A probiotic yoghurt drink made by fermenting milk and loaded with friendly bacteria. It is drinkable on its own but can be a fantastic addition to fruit bowls, smoothies and even soups.
Like with Kombucha, it’s possible to make homemade Kefir. However, many supermarkets stock the pre-made stuff in the refrigerator sections (which could be a little easier and less time-consuming!)
What is Kombucha? It’s a fizzy, sometimes fragrant fermented tea that makes a great alternative to alcohol or hot tea – especially in the warm weather. It is brewed in a very similar style to wine and beer and has been around for thousands of years. A kombucha culture is essentially made from yeast and bacteria, put together to allow fermentation and provide us with all the health benefits! The two components needed to make kombuchas are water and a SCOBY (Symbiotic Culture of Bacteria and Yeast). Using the SCOBY with a tea of your choice will give it a sweet but slightly tart taste.
Never tried it? Head to Holland and Barratt and pick up a bottle of Remedy Kombucha available in Ginger Lemond, Apple Crisp or Raspberry and Lemonade flavour.
Recent studies suggest that almonds contain powerful probiotic properties. It’s understood that almonds can increase the levels of good bacteria in the gut, thanks to their rich fibre content. They also possess high levels of fatty acids and vitamin E, perfect for cell maintenance and preventing oxidative damage within the body – win-win!
A stimulating food for various reasons, but ginger is particularly potent at helping the stomach produce stomach acid – the kind that aids digestion. There are so many ways to use ginger, including smoothies, soups and stir-fries. You can also drink fresh ginger in hot water, teamed with slices of lemon and a drop of honey.

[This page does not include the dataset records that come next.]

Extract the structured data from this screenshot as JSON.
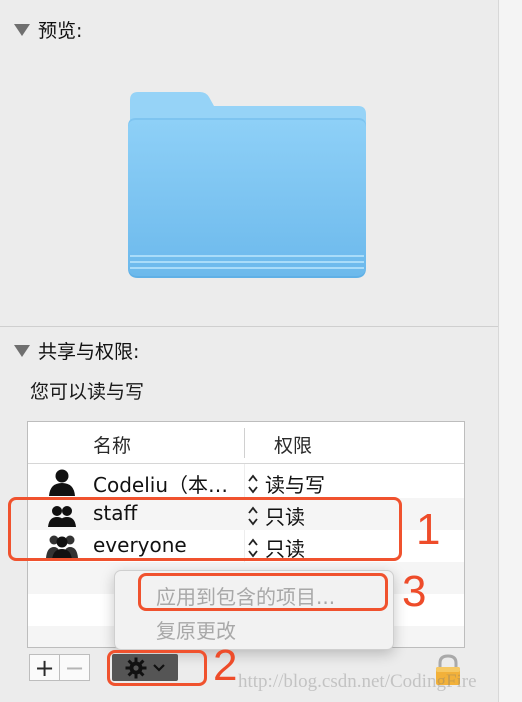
{
  "preview": {
    "header": "预览:"
  },
  "sharing": {
    "header": "共享与权限:",
    "status": "您可以读与写",
    "columns": {
      "name": "名称",
      "permission": "权限"
    },
    "rows": [
      {
        "name": "Codeliu（本…",
        "permission": "读与写",
        "icon": "user-icon"
      },
      {
        "name": "staff",
        "permission": "只读",
        "icon": "group-icon"
      },
      {
        "name": "everyone",
        "permission": "只读",
        "icon": "everyone-icon"
      }
    ]
  },
  "context_menu": {
    "items": [
      {
        "label": "应用到包含的项目...",
        "enabled": false
      },
      {
        "label": "复原更改",
        "enabled": false
      }
    ]
  },
  "toolbar": {
    "add_label": "+",
    "remove_label": "−"
  },
  "annotations": {
    "one": "1",
    "two": "2",
    "three": "3"
  },
  "watermark": "http://blog.csdn.net/CodingFire",
  "colors": {
    "annotation": "#f0522e",
    "folder": "#7fc6f2",
    "background": "#ececec"
  }
}
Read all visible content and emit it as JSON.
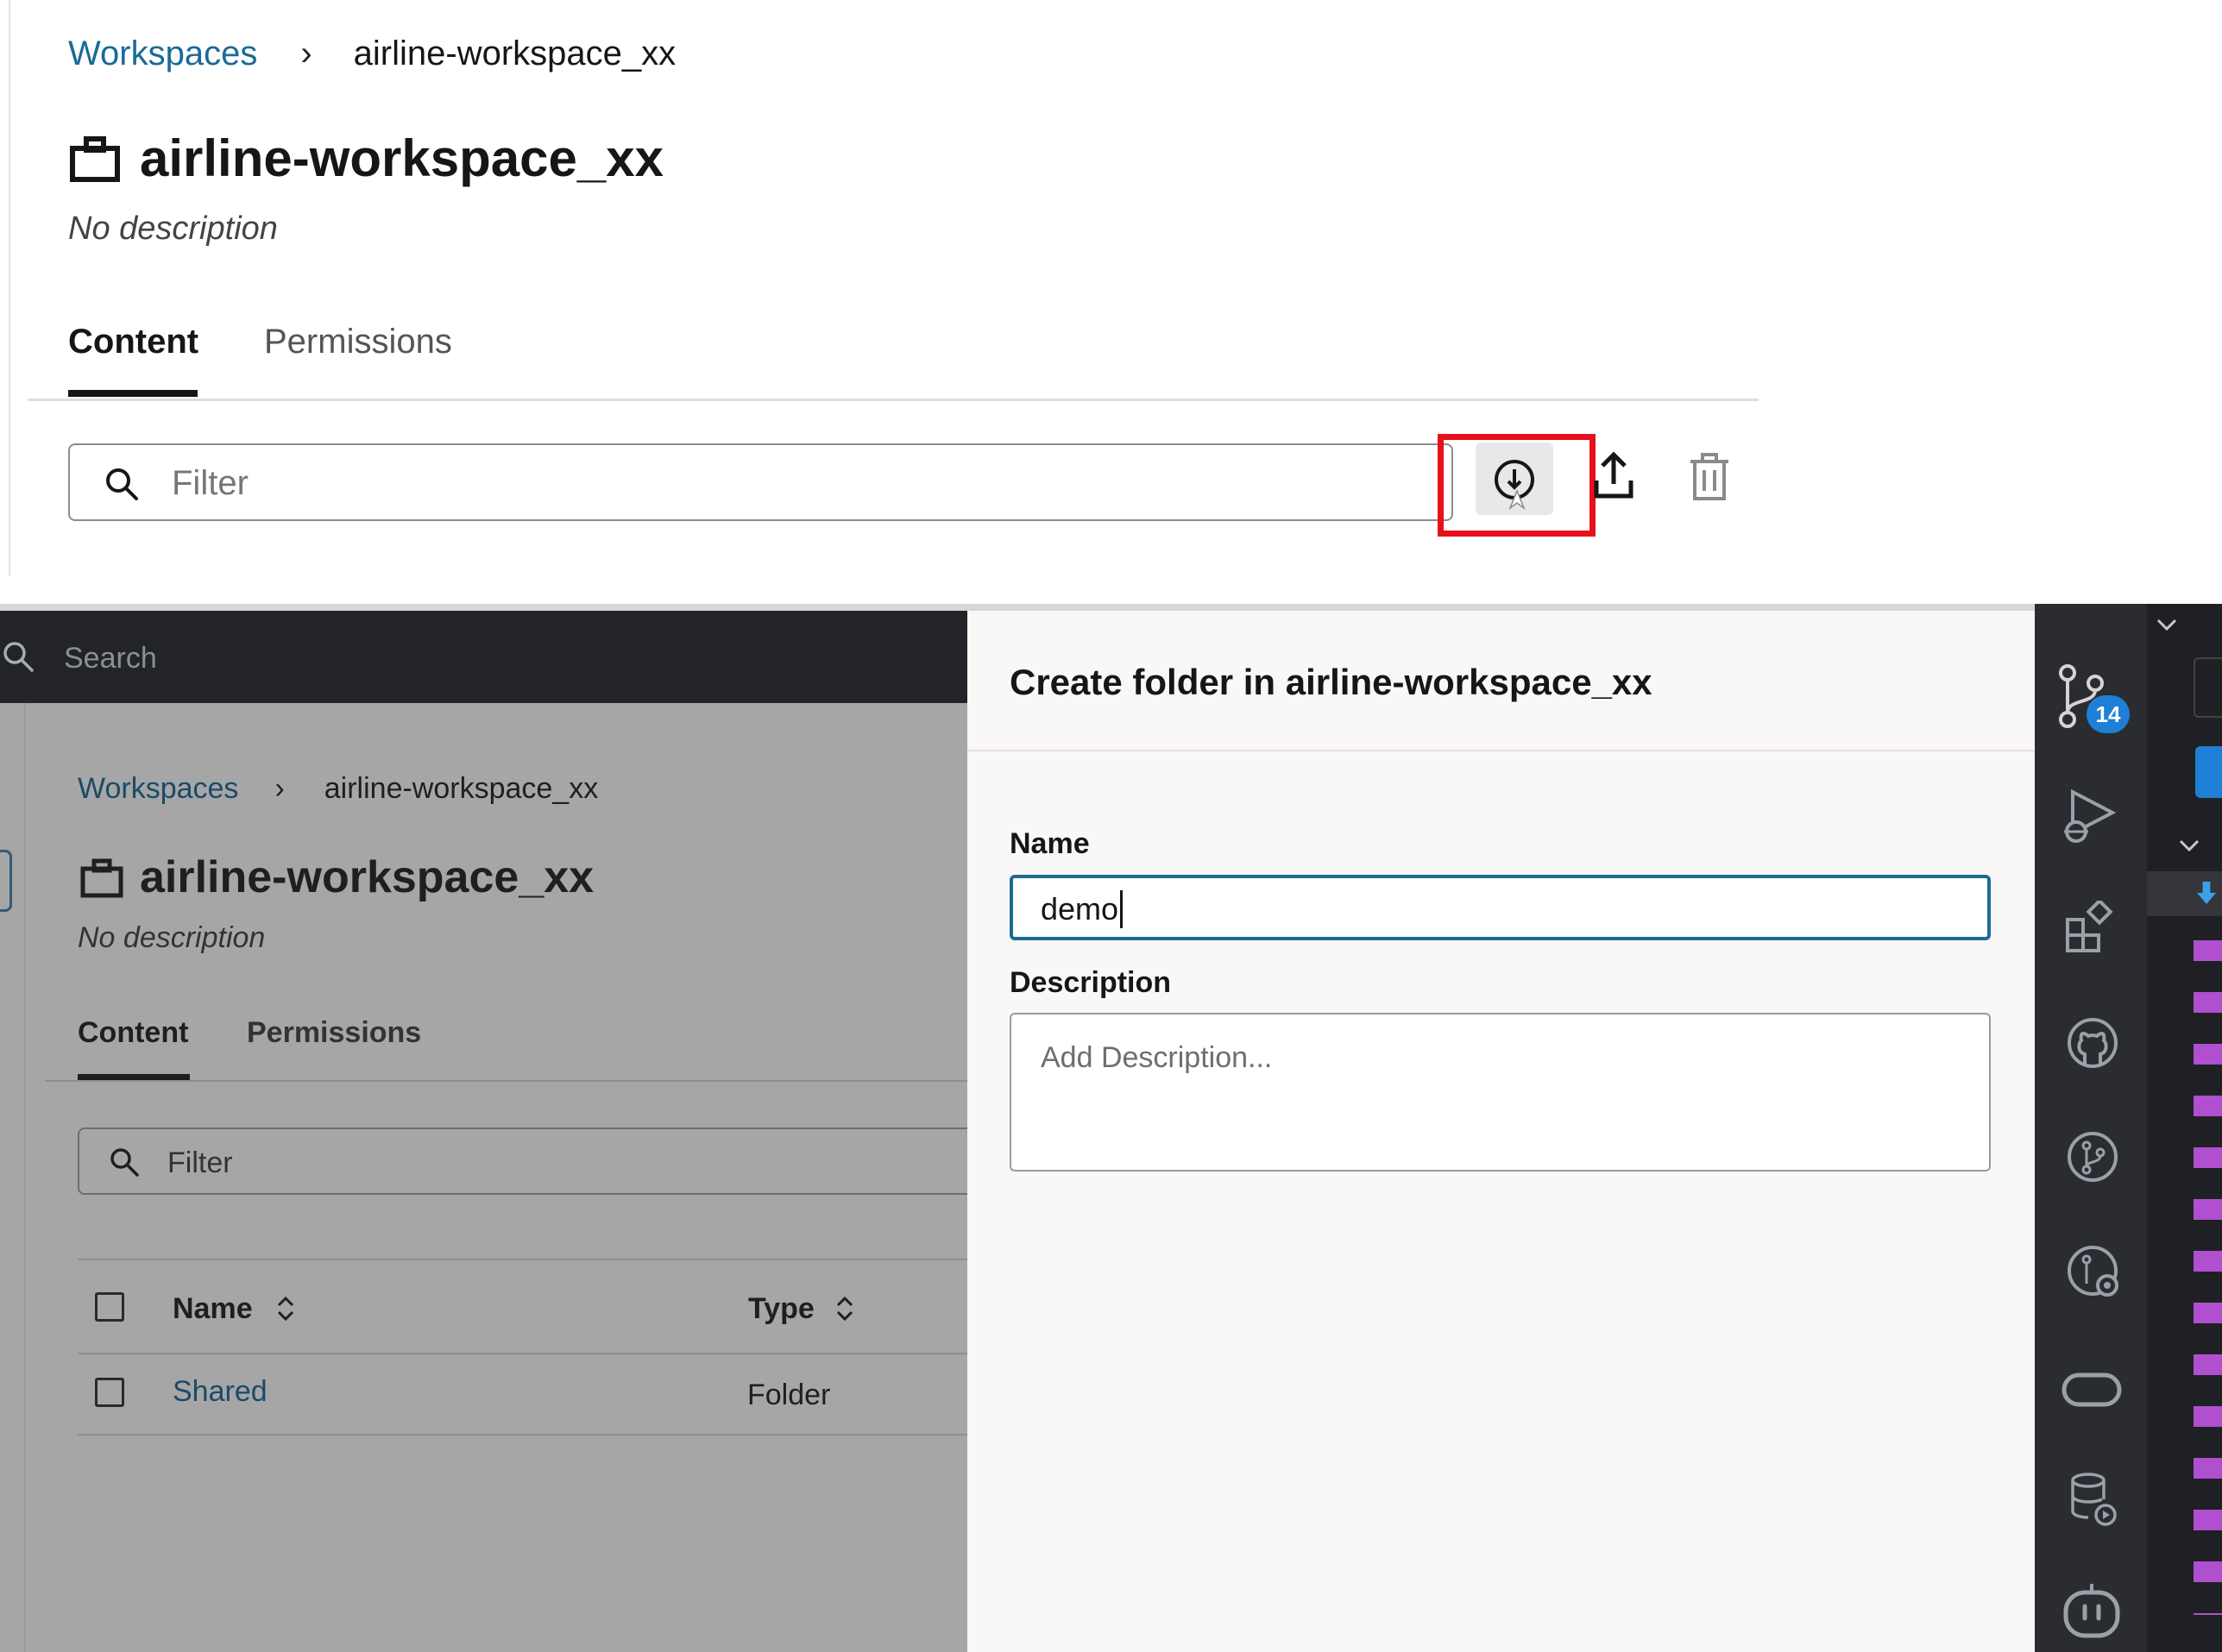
{
  "top": {
    "breadcrumb": {
      "root": "Workspaces",
      "separator": "›",
      "current": "airline-workspace_xx"
    },
    "title": "airline-workspace_xx",
    "description": "No description",
    "tabs": [
      {
        "label": "Content",
        "active": true
      },
      {
        "label": "Permissions",
        "active": false
      }
    ],
    "filter": {
      "placeholder": "Filter"
    },
    "toolbar_icons": [
      "create-folder-icon",
      "upload-icon",
      "trash-icon"
    ],
    "highlight_color": "#e8101a"
  },
  "bottom": {
    "search": {
      "placeholder": "Search"
    },
    "breadcrumb": {
      "root": "Workspaces",
      "separator": "›",
      "current": "airline-workspace_xx"
    },
    "title": "airline-workspace_xx",
    "description": "No description",
    "tabs": [
      {
        "label": "Content",
        "active": true
      },
      {
        "label": "Permissions",
        "active": false
      }
    ],
    "filter": {
      "placeholder": "Filter"
    },
    "table": {
      "columns": [
        {
          "label": "Name"
        },
        {
          "label": "Type"
        }
      ],
      "rows": [
        {
          "name": "Shared",
          "type": "Folder"
        }
      ]
    },
    "modal": {
      "title": "Create folder in airline-workspace_xx",
      "name_label": "Name",
      "name_value": "demo",
      "description_label": "Description",
      "description_placeholder": "Add Description..."
    },
    "activity_bar": {
      "icons": [
        "source-control-icon",
        "run-debug-icon",
        "extensions-icon",
        "github-icon",
        "git-branch-icon",
        "git-graph-icon",
        "remote-icon",
        "database-icon",
        "copilot-icon"
      ],
      "source_control_badge": "14"
    },
    "accent_color": "#1c6b92"
  }
}
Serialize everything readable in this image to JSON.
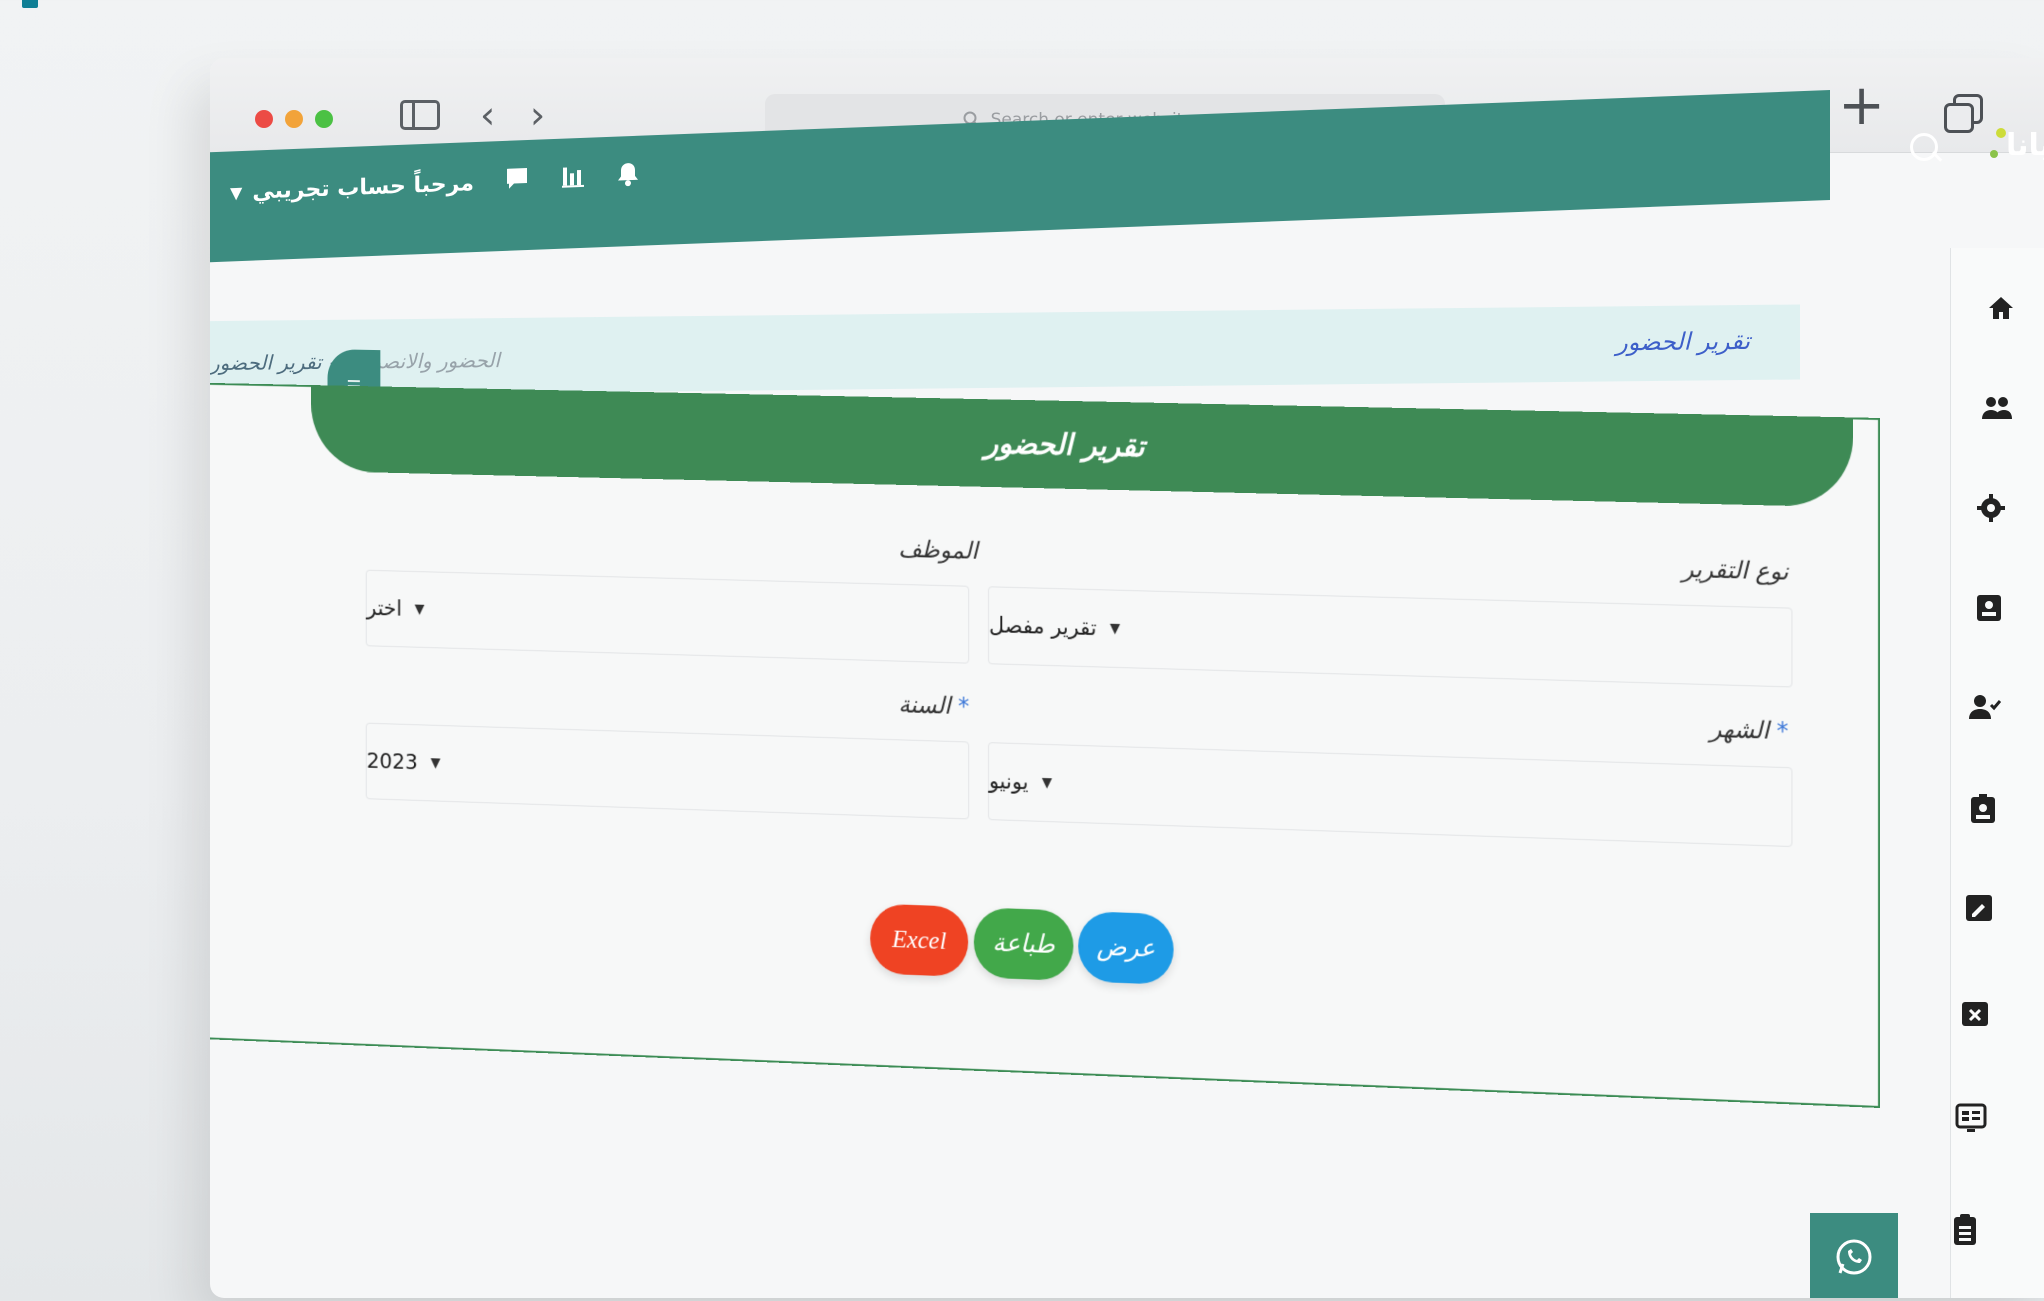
{
  "browser": {
    "address_placeholder": "Search or enter website name",
    "back": "‹",
    "forward": "›",
    "new_tab": "+"
  },
  "header": {
    "user_greeting": "مرحباً حساب تجريبي",
    "logo_text": "يانا",
    "brand_color": "#3c8c80"
  },
  "breadcrumb": {
    "page_heading": "تقرير الحضور",
    "parent": "الحضور والانصراف",
    "separator": "-",
    "current": "تقرير الحضور"
  },
  "form": {
    "title": "تقرير الحضور",
    "report_type": {
      "label": "نوع التقرير",
      "value": "تقرير مفصل"
    },
    "employee": {
      "label": "الموظف",
      "value": "اختر"
    },
    "month": {
      "label": "الشهر",
      "required_mark": "*",
      "value": "يونيو"
    },
    "year": {
      "label": "السنة",
      "required_mark": "*",
      "value": "2023"
    }
  },
  "buttons": {
    "view": "عرض",
    "print": "طباعة",
    "excel": "Excel",
    "view_color": "#1e9be6",
    "print_color": "#42a84a",
    "excel_color": "#ef4323"
  },
  "rail_icons": [
    "home-icon",
    "users-icon",
    "gear-icon",
    "contact-card-icon",
    "user-check-icon",
    "badge-icon",
    "edit-note-icon",
    "calendar-x-icon",
    "screen-list-icon",
    "clipboard-icon",
    "bar-chart-icon"
  ]
}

Supplements to Aid Digestion
InstructorLive offers a variety of supplements. These particular products aid digestion and overall gut health.
Digestive Enzyme Complex
Digestive Enzyme Complex offers the enzymes Bromelain, Papain, Protease, Amylase, Lipase and culinary botanicals in a delayed-release capsule shell. Designed to help protect the ingredients from stomach acidity so that they can be delivered and released further into the digestive tract where they are required.
Find out more about Digestive Enzyme Complex HERE.
Probiotic Complex – 10 Billion Live Culture
This Probiotic Complex contains a blend of six different, dairy-free bacterial strains, including bifidobacteria, lactobacillus and streptococcus PLUS fructooligosaccharides (FOS) in an acid-resistant capsule shell. Each capsule contains 10 billion live cultures.
Find out more about Probiotic Complex HERE